* **Directions**
Scan the records for the string "clear" and copy every line that holds it.

::: Working data :::

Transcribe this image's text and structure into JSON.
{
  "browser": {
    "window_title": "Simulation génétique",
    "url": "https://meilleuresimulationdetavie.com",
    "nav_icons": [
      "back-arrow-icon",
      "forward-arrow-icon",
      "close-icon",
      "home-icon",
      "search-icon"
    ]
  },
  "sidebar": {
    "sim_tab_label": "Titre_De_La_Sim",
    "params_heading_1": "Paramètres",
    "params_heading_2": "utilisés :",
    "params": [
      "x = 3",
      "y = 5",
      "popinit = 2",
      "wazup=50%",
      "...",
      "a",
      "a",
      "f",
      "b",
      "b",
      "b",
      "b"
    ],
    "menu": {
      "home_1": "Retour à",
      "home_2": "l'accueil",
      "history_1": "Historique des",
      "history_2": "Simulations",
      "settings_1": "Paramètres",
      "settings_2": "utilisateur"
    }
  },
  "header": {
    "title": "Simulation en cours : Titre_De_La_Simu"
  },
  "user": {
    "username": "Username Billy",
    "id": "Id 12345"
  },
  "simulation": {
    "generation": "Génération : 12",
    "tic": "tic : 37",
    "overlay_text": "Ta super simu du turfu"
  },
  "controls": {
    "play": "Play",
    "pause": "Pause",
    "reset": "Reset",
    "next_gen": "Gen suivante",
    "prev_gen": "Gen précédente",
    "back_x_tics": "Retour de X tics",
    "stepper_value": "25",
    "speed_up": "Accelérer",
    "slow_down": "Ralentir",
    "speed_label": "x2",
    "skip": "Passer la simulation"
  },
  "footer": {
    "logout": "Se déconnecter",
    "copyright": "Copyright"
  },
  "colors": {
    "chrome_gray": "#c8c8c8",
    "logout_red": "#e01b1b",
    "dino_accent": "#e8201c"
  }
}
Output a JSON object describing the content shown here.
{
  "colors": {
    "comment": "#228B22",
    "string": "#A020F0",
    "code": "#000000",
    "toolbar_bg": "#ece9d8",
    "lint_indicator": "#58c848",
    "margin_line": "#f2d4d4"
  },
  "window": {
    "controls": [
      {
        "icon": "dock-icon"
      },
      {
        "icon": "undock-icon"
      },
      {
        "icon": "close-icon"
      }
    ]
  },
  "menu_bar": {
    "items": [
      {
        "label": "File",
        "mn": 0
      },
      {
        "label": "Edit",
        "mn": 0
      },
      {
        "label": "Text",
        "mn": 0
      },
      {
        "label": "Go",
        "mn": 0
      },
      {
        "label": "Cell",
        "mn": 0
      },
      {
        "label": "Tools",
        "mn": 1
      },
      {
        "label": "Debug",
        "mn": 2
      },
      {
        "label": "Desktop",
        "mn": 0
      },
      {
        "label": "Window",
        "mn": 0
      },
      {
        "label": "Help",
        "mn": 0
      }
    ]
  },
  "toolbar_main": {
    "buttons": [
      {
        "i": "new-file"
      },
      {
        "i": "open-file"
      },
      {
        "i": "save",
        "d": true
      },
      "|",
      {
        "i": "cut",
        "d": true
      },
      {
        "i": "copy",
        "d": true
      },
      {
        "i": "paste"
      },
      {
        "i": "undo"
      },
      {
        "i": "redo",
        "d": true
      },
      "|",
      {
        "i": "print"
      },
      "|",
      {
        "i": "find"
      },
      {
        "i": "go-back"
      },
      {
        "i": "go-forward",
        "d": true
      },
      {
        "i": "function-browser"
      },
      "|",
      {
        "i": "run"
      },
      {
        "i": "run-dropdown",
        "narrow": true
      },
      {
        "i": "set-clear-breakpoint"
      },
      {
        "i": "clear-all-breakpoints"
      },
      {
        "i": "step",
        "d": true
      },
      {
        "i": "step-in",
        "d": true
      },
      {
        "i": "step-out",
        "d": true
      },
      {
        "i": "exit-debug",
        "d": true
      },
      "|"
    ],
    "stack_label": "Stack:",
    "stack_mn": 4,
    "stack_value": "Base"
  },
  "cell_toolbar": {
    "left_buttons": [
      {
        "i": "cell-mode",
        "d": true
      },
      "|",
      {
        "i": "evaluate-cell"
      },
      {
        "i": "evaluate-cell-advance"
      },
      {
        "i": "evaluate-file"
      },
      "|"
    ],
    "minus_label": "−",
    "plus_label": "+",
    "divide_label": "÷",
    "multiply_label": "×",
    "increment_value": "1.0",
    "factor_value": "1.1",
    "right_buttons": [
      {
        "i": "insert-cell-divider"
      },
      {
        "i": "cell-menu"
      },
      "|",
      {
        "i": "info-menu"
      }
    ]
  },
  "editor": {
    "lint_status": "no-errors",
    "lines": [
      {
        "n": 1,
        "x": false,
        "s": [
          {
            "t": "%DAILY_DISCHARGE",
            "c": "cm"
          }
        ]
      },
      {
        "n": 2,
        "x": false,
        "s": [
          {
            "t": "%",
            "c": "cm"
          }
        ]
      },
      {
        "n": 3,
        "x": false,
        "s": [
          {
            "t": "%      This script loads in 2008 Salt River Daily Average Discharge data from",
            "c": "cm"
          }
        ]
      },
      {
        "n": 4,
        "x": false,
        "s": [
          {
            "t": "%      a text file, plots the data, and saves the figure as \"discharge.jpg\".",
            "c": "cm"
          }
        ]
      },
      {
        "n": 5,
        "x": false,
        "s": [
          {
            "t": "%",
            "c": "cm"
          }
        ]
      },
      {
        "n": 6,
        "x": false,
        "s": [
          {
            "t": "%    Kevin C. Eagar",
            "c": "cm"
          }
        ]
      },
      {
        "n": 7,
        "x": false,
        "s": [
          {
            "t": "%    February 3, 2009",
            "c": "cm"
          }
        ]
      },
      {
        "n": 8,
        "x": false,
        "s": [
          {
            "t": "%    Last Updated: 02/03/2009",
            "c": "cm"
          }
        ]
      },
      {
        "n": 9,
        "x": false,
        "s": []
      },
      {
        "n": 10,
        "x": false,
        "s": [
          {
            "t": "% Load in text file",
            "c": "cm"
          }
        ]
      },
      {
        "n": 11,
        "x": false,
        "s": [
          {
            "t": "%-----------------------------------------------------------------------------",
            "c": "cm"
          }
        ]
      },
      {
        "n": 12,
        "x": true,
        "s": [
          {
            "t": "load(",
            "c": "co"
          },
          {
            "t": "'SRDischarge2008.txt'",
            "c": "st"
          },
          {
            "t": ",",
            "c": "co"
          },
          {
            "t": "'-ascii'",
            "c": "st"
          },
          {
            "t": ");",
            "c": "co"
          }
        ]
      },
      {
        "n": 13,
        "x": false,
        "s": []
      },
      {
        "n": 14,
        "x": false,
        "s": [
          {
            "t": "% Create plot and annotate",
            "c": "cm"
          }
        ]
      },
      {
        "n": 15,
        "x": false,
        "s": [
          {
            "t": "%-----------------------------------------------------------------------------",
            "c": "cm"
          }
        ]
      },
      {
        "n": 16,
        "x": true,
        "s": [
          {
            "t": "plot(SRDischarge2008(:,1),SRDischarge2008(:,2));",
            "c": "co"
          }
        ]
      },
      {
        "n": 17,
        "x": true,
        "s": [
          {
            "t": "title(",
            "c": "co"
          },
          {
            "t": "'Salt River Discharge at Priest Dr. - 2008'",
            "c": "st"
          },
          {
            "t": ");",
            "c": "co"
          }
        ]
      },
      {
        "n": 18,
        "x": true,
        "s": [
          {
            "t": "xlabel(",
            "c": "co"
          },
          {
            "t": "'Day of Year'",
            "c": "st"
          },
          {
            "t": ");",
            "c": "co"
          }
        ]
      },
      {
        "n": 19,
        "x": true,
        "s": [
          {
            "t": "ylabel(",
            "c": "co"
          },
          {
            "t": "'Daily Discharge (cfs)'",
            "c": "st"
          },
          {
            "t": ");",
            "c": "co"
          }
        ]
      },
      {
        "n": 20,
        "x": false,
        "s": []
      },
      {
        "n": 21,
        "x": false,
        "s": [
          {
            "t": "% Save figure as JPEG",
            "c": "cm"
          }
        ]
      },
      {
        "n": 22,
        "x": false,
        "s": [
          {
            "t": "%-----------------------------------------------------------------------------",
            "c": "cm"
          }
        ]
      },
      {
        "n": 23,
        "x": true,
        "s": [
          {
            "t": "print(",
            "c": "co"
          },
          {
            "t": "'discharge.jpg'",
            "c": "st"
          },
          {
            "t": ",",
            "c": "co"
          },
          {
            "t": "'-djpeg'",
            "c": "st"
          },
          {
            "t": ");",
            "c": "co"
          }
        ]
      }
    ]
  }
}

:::

* **Answer for this exercise**
        "i": "set-clear-breakpoint"
        "i": "clear-all-breakpoints"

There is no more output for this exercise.